▶ _WHAT THE TASK ASKS_
Return the data below exactly, minus the pictures.

++++ RECORDED INFORMATION ++++

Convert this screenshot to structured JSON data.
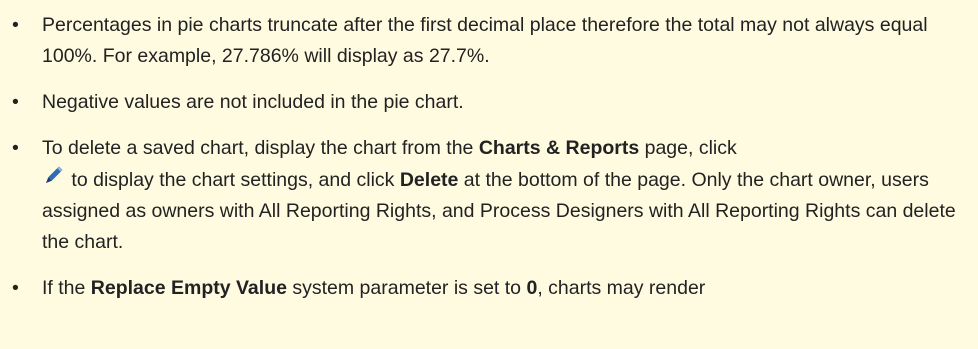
{
  "notes": {
    "item1": {
      "text": "Percentages in pie charts truncate after the first decimal place therefore the total may not always equal 100%. For example, 27.786% will display as 27.7%."
    },
    "item2": {
      "text": "Negative values are not included in the pie chart."
    },
    "item3": {
      "part1": "To delete a saved chart, display the chart from the ",
      "bold1": "Charts & Reports",
      "part2": " page, click ",
      "icon": "pencil-icon",
      "part3": " to display the chart settings, and click ",
      "bold2": "Delete",
      "part4": " at the bottom of the page. Only the chart owner, users assigned as owners with All Reporting Rights, and Process Designers with All Reporting Rights can delete the chart."
    },
    "item4": {
      "part1": "If the ",
      "bold1": "Replace Empty Value",
      "part2": " system parameter is set to ",
      "bold2": "0",
      "part3": ", charts may render"
    }
  },
  "colors": {
    "background": "#FFFBE1",
    "text": "#222222",
    "pencil_body": "#2E6DB4",
    "pencil_tip": "#1D3F6E"
  }
}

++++

▶ _SOLUTION TO THIS TASK_
Convert this screenshot to structured JSON data.
{
  "notes": {
    "item1": {
      "text": "Percentages in pie charts truncate after the first decimal place therefore the total may not always equal 100%. For example, 27.786% will display as 27.7%."
    },
    "item2": {
      "text": "Negative values are not included in the pie chart."
    },
    "item3": {
      "part1": "To delete a saved chart, display the chart from the ",
      "bold1": "Charts & Reports",
      "part2": " page, click ",
      "icon": "pencil-icon",
      "part3": " to display the chart settings, and click ",
      "bold2": "Delete",
      "part4": " at the bottom of the page. Only the chart owner, users assigned as owners with All Reporting Rights, and Process Designers with All Reporting Rights can delete the chart."
    },
    "item4": {
      "part1": "If the ",
      "bold1": "Replace Empty Value",
      "part2": " system parameter is set to ",
      "bold2": "0",
      "part3": ", charts may render"
    }
  },
  "colors": {
    "background": "#FFFBE1",
    "text": "#222222",
    "pencil_body": "#2E6DB4",
    "pencil_tip": "#1D3F6E"
  }
}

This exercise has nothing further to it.